“[Foles] became the only quarterback in franchise history to throw for a least 300 yards and three touchdowns in a postseason game, and no moment was more symbolic than the first of those scoring tosses — a 53-yarder to Alshon Jeffery, who spurned the Vikings last off-season to sign with Philadelphia. Bouncing in the pocket, Foles stayed cool and delivered a perfect ball downfield despite getting smacked in the shoulder by the Vikings’ Everson Griffen.
“Every time he threw the ball,” center Jason Kelce said, “he was on point.”
Why Nick Foles’ success with Eagles is yet another indictment against Cowboys coaches (Matt Mosley, Dallas Morning News)
“[Doug] Pederson didn’t allow his team to be held hostage by one position. The Cowboys seem to be one injury away from imploding at all times. And that’s why the Cowboys have to swallow their pride and take a long look at how they can be more like the Philadelphia Eagles.
I can hear Jerry now: “What would Howie Roseman do?”
Good Nick or Bad Nick: Who shows up for Super Bowl LII? (Bill Barnwell, ESPN)
“Across five games in six weeks, we’ve seen the full gamut of Nick Foles appearances. On Christmas, we saw the Foles who washed out in St. Louis under Jeff Fisher. On Sunday, we saw the guy who had one of the hottest half-seasons in league history under Chip Kelly in 2013. So how did the Eagles turn their quarterback around? And is there an early guess on which Foles we’re likely to see against the Patriots in Super Bowl LII?”
If Nick Foles Is Good Enough to Beat the Vikes, He’s Good Enough to Beat Brady (Mike Freeman, Bleacher Report)
“First, many of us have underestimated Foles (guilty as charged), and many still are. What he did against the Vikings was staggering. That defense is as fast and dangerous as there is in football, and Foles shredded it. Watching him play, it was hard to believe we were seeing real life.

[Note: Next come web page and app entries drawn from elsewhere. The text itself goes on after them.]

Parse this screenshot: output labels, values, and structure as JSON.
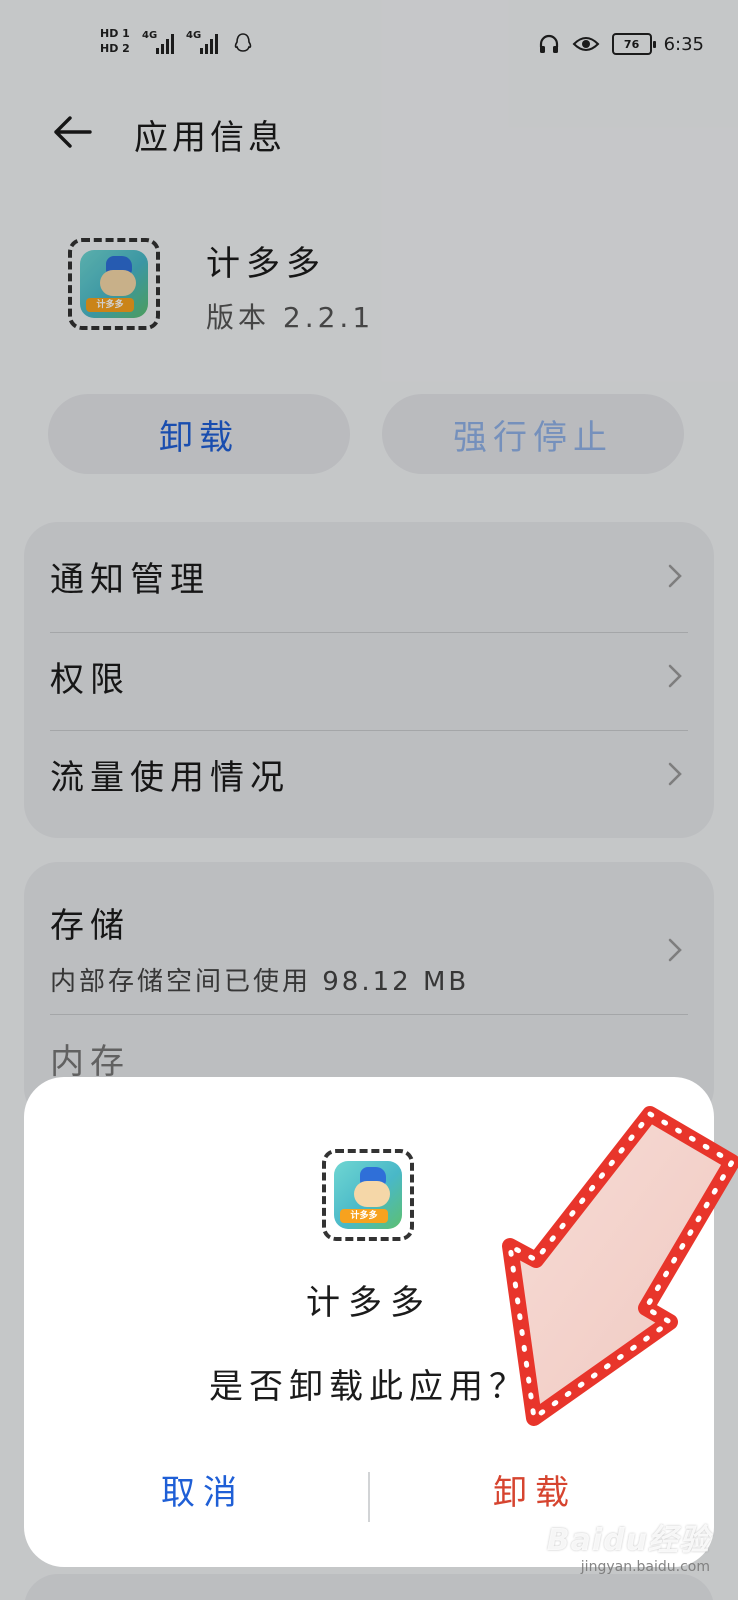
{
  "status_bar": {
    "sim1": "HD 1",
    "sim2": "HD 2",
    "net1": "4G",
    "net2": "4G",
    "battery": "76",
    "time": "6:35"
  },
  "header": {
    "title": "应用信息"
  },
  "app": {
    "name": "计多多",
    "version": "版本 2.2.1",
    "icon_tag": "计多多"
  },
  "actions": {
    "uninstall": "卸载",
    "force_stop": "强行停止"
  },
  "settings_card": {
    "items": [
      {
        "label": "通知管理"
      },
      {
        "label": "权限"
      },
      {
        "label": "流量使用情况"
      }
    ]
  },
  "storage_card": {
    "storage_label": "存储",
    "storage_detail": "内部存储空间已使用 98.12 MB",
    "memory_label": "内存"
  },
  "dialog": {
    "app_name": "计多多",
    "message": "是否卸载此应用？",
    "cancel": "取消",
    "confirm": "卸载"
  },
  "watermark": {
    "main": "Baidu经验",
    "sub": "jingyan.baidu.com"
  },
  "colors": {
    "accent_blue": "#1f5fd6",
    "danger_red": "#d6442f",
    "arrow_red": "#e8352b"
  }
}
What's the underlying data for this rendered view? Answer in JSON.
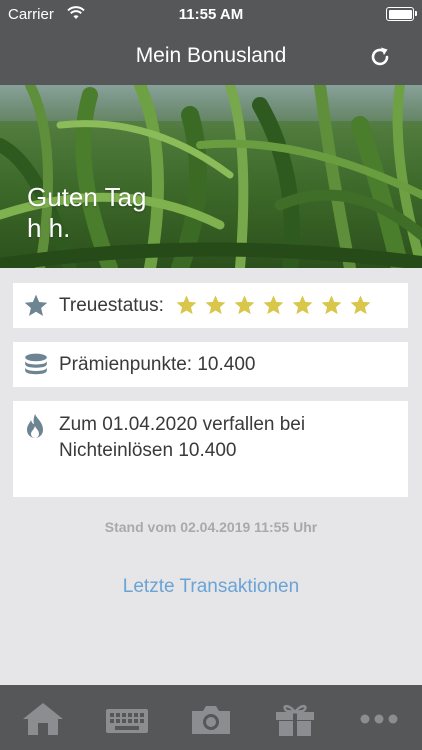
{
  "status_bar": {
    "carrier": "Carrier",
    "time": "11:55 AM"
  },
  "header": {
    "title": "Mein Bonusland"
  },
  "hero": {
    "greeting_line1": "Guten Tag",
    "greeting_line2": "h h."
  },
  "loyalty": {
    "label": "Treuestatus:",
    "stars": 7
  },
  "points": {
    "label": "Prämienpunkte: 10.400"
  },
  "expiry": {
    "line1": "Zum 01.04.2020 verfallen bei",
    "line2": "Nichteinlösen 10.400"
  },
  "stand": {
    "text": "Stand vom 02.04.2019  11:55 Uhr"
  },
  "transactions_link": {
    "label": "Letzte Transaktionen"
  },
  "tabbar": {
    "items": [
      "home-icon",
      "keyboard-icon",
      "camera-icon",
      "gift-icon",
      "more-icon"
    ]
  },
  "colors": {
    "bar": "#555759",
    "background": "#e6e6e8",
    "star": "#d8c74a",
    "link": "#6aa3d6",
    "icon": "#6d8492"
  }
}
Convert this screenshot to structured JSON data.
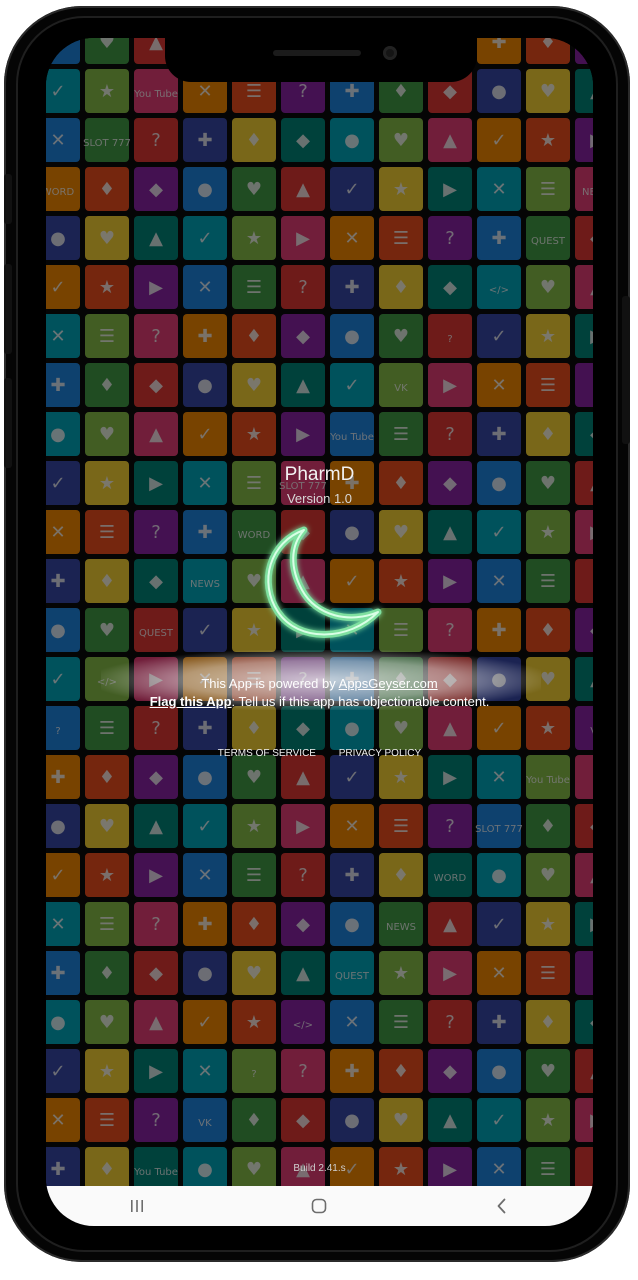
{
  "app": {
    "title": "PharmD",
    "version": "Version 1.0"
  },
  "powered": {
    "prefix": "This App is powered by ",
    "link": "AppsGeyser.com"
  },
  "flag": {
    "label": "Flag this App",
    "text": ": Tell us if this app has objectionable content."
  },
  "links": {
    "terms": "TERMS OF SERVICE",
    "privacy": "PRIVACY POLICY"
  },
  "build": "Build 2.41.s",
  "navbar": {
    "recents_icon": "recents-icon",
    "home_icon": "home-icon",
    "back_icon": "back-icon"
  },
  "colors": {
    "moon_glow": "#7fe0a0",
    "overlay": "#000000",
    "navbar": "#fafafa"
  },
  "tile_labels": [
    "VK",
    "You Tube",
    "SLOT 777",
    "WORD",
    "NEWS",
    "QUEST",
    "</>",
    "?"
  ]
}
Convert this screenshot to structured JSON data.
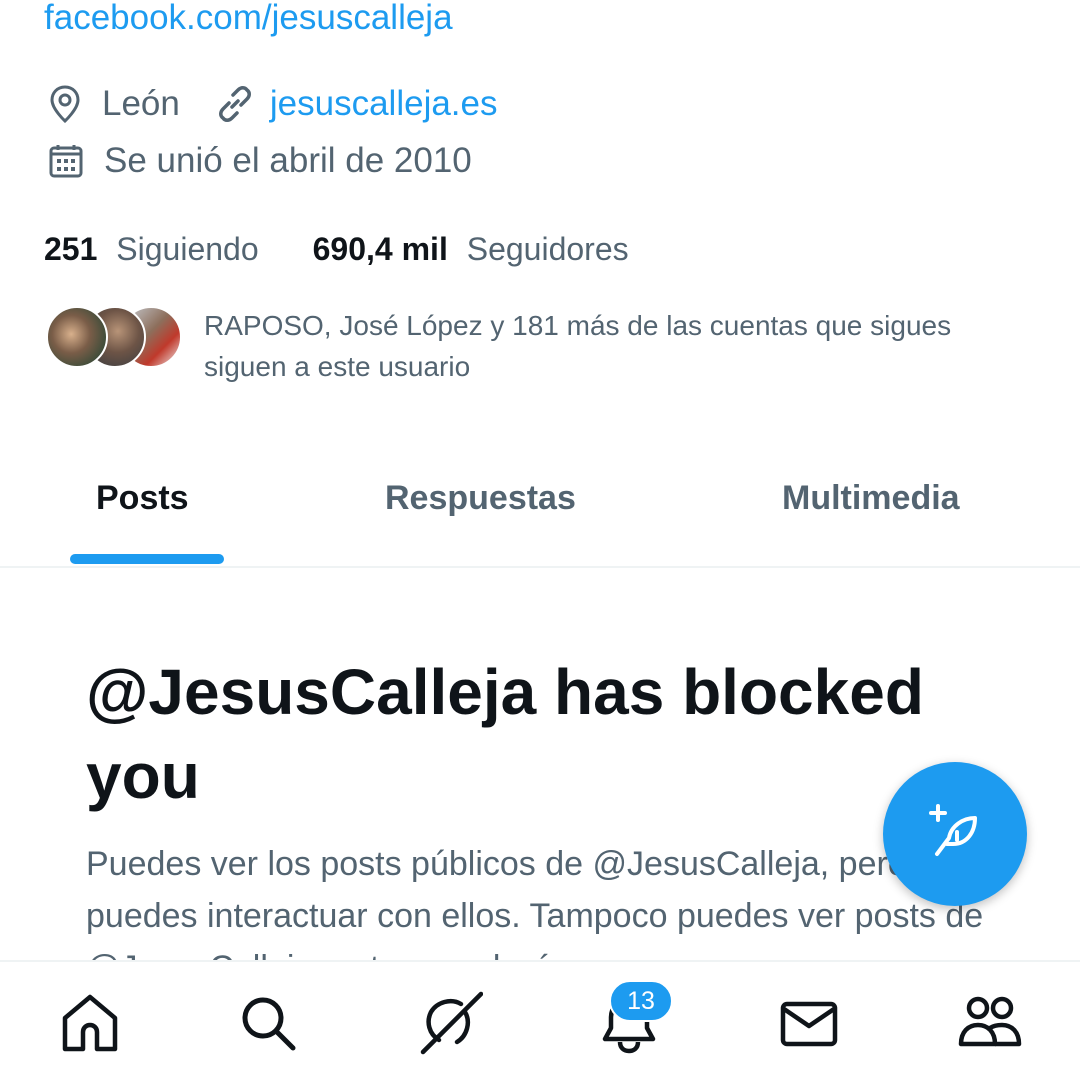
{
  "profile": {
    "facebook_link": "facebook.com/jesuscalleja",
    "location": "León",
    "website": "jesuscalleja.es",
    "joined": "Se unió el abril de 2010",
    "following_count": "251",
    "following_label": "Siguiendo",
    "followers_count": "690,4 mil",
    "followers_label": "Seguidores",
    "followers_you_know": "RAPOSO, José López y 181 más de las cuentas que sigues siguen a este usuario"
  },
  "tabs": [
    {
      "label": "Posts",
      "selected": true
    },
    {
      "label": "Respuestas",
      "selected": false
    },
    {
      "label": "Multimedia",
      "selected": false
    }
  ],
  "blocked": {
    "title": "@JesusCalleja has blocked you",
    "body": "Puedes ver los posts públicos de @JesusCalleja, pero no puedes interactuar con ellos. Tampoco puedes ver posts de @JesusCalleja en tu cronología."
  },
  "fab": {
    "icon": "compose-post-icon"
  },
  "bottom_nav": {
    "items": [
      {
        "icon": "home-icon"
      },
      {
        "icon": "search-icon"
      },
      {
        "icon": "grok-icon"
      },
      {
        "icon": "notifications-icon"
      },
      {
        "icon": "messages-icon"
      },
      {
        "icon": "communities-icon"
      }
    ],
    "notification_badge": "13"
  },
  "colors": {
    "accent": "#1d9bf0",
    "text_primary": "#0f1419",
    "text_secondary": "#536471",
    "divider": "#eff3f4"
  }
}
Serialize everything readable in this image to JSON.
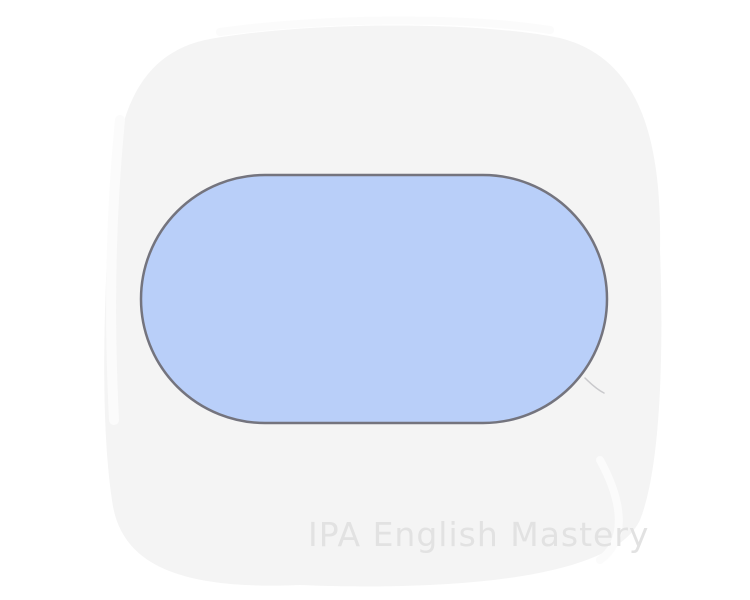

The second point is that he’s also a product of an Eagles team that’s bigger than him. And that’s not contradictory; it’s maybe the biggest point of all.”